### Task brief
Your answer should hold the data exactly as given, minus any picture.

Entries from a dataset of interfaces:

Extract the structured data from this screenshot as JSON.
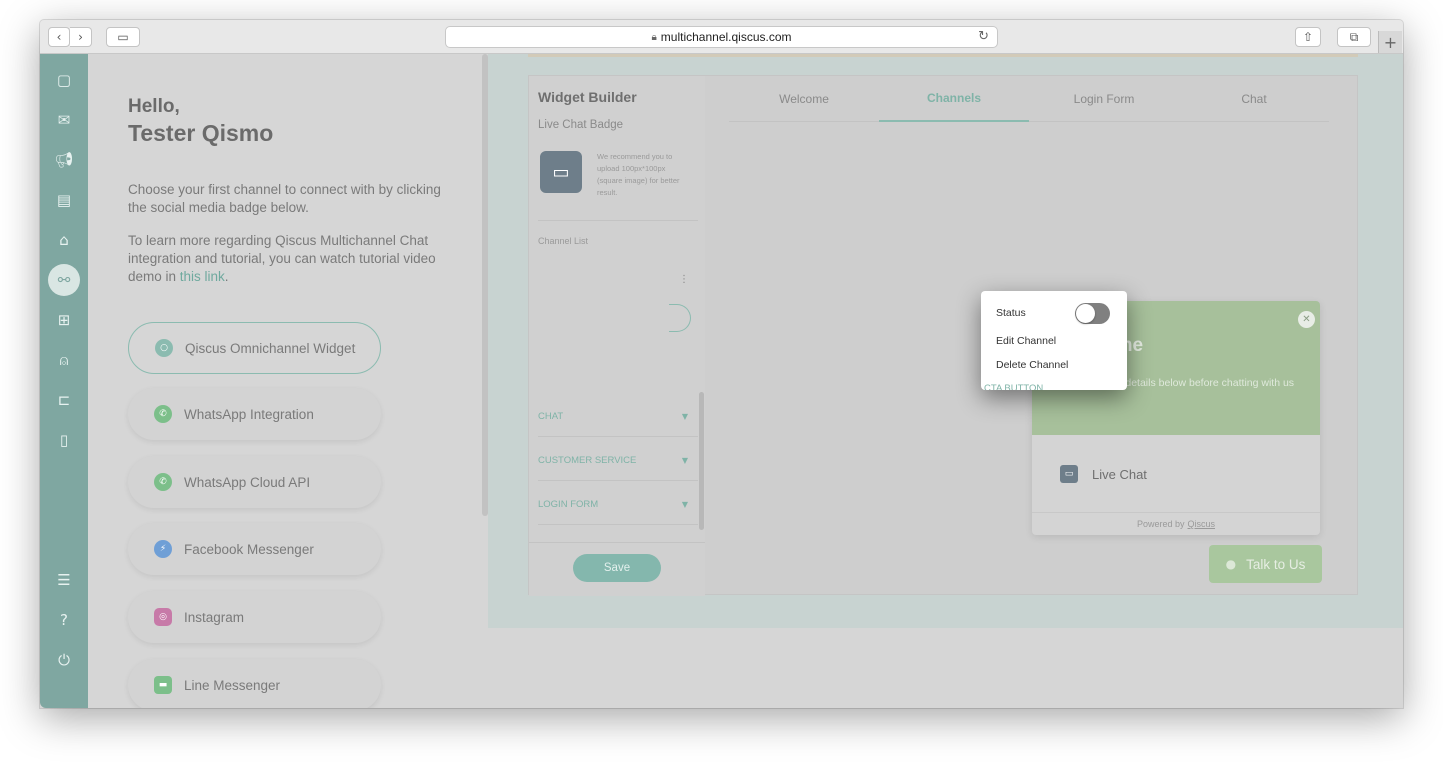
{
  "browser": {
    "url": "multichannel.qiscus.com",
    "lock_icon": "lock-icon",
    "new_tab_label": "+"
  },
  "sidebar": {
    "items": [
      "chat-icon",
      "mail-icon",
      "megaphone-icon",
      "contact-card-icon",
      "analytics-icon",
      "integration-icon",
      "apps-icon",
      "agent-icon",
      "ticket-icon",
      "mobile-icon",
      "settings-sliders-icon",
      "help-icon",
      "power-icon"
    ],
    "active": "integration-icon"
  },
  "intro": {
    "greeting": "Hello,",
    "username": "Tester Qismo",
    "choose_text": "Choose your first channel to connect with by clicking the social media badge below.",
    "tutorial_text": "To learn more regarding Qiscus Multichannel Chat integration and tutorial, you can watch tutorial video demo in ",
    "tutorial_link": "this link",
    "tutorial_end": "."
  },
  "channels": [
    {
      "label": "Qiscus Omnichannel Widget",
      "icon": "qiscus-icon",
      "color": "#8bbbb0"
    },
    {
      "label": "WhatsApp Integration",
      "icon": "whatsapp-icon",
      "color": "#7cbf8a"
    },
    {
      "label": "WhatsApp Cloud API",
      "icon": "whatsapp-icon",
      "color": "#7cbf8a"
    },
    {
      "label": "Facebook Messenger",
      "icon": "messenger-icon",
      "color": "#6f9fd6"
    },
    {
      "label": "Instagram",
      "icon": "instagram-icon",
      "color": "#c77aa8"
    },
    {
      "label": "Line Messenger",
      "icon": "line-icon",
      "color": "#7cbf8a"
    }
  ],
  "builder": {
    "title": "Widget Builder",
    "badge_label": "Live Chat Badge",
    "recommend": "We recommend you to upload 100px*100px (square image) for better result.",
    "channel_list_label": "Channel List",
    "sections": [
      "CTA BUTTON",
      "CHAT",
      "CUSTOMER SERVICE",
      "LOGIN FORM"
    ],
    "save_label": "Save"
  },
  "tabs": [
    "Welcome",
    "Channels",
    "Login Form",
    "Chat"
  ],
  "active_tab": "Channels",
  "preview": {
    "welcome": "Welcome",
    "desc": "Please fill the details below before chatting with us",
    "item": "Live Chat",
    "powered_by": "Powered by",
    "brand": "Qiscus",
    "talk_button": "Talk to Us"
  },
  "popup": {
    "status_label": "Status",
    "status_on": false,
    "edit_label": "Edit Channel",
    "delete_label": "Delete Channel",
    "cta_label": "CTA BUTTON"
  },
  "colors": {
    "sidebar": "#7fa7a1",
    "accent": "#8bbbb0",
    "preview_header": "#a7c09b"
  }
}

### Task solution
Extract the structured data from this screenshot as JSON.
{
  "browser": {
    "url": "multichannel.qiscus.com",
    "lock_icon": "lock-icon",
    "new_tab_label": "+"
  },
  "sidebar": {
    "items": [
      "chat-icon",
      "mail-icon",
      "megaphone-icon",
      "contact-card-icon",
      "analytics-icon",
      "integration-icon",
      "apps-icon",
      "agent-icon",
      "ticket-icon",
      "mobile-icon",
      "settings-sliders-icon",
      "help-icon",
      "power-icon"
    ],
    "active": "integration-icon"
  },
  "intro": {
    "greeting": "Hello,",
    "username": "Tester Qismo",
    "choose_text": "Choose your first channel to connect with by clicking the social media badge below.",
    "tutorial_text": "To learn more regarding Qiscus Multichannel Chat integration and tutorial, you can watch tutorial video demo in ",
    "tutorial_link": "this link",
    "tutorial_end": "."
  },
  "channels": [
    {
      "label": "Qiscus Omnichannel Widget",
      "icon": "qiscus-icon",
      "color": "#8bbbb0"
    },
    {
      "label": "WhatsApp Integration",
      "icon": "whatsapp-icon",
      "color": "#7cbf8a"
    },
    {
      "label": "WhatsApp Cloud API",
      "icon": "whatsapp-icon",
      "color": "#7cbf8a"
    },
    {
      "label": "Facebook Messenger",
      "icon": "messenger-icon",
      "color": "#6f9fd6"
    },
    {
      "label": "Instagram",
      "icon": "instagram-icon",
      "color": "#c77aa8"
    },
    {
      "label": "Line Messenger",
      "icon": "line-icon",
      "color": "#7cbf8a"
    }
  ],
  "builder": {
    "title": "Widget Builder",
    "badge_label": "Live Chat Badge",
    "recommend": "We recommend you to upload 100px*100px (square image) for better result.",
    "channel_list_label": "Channel List",
    "sections": [
      "CTA BUTTON",
      "CHAT",
      "CUSTOMER SERVICE",
      "LOGIN FORM"
    ],
    "save_label": "Save"
  },
  "tabs": [
    "Welcome",
    "Channels",
    "Login Form",
    "Chat"
  ],
  "active_tab": "Channels",
  "preview": {
    "welcome": "Welcome",
    "desc": "Please fill the details below before chatting with us",
    "item": "Live Chat",
    "powered_by": "Powered by",
    "brand": "Qiscus",
    "talk_button": "Talk to Us"
  },
  "popup": {
    "status_label": "Status",
    "status_on": false,
    "edit_label": "Edit Channel",
    "delete_label": "Delete Channel",
    "cta_label": "CTA BUTTON"
  },
  "colors": {
    "sidebar": "#7fa7a1",
    "accent": "#8bbbb0",
    "preview_header": "#a7c09b"
  }
}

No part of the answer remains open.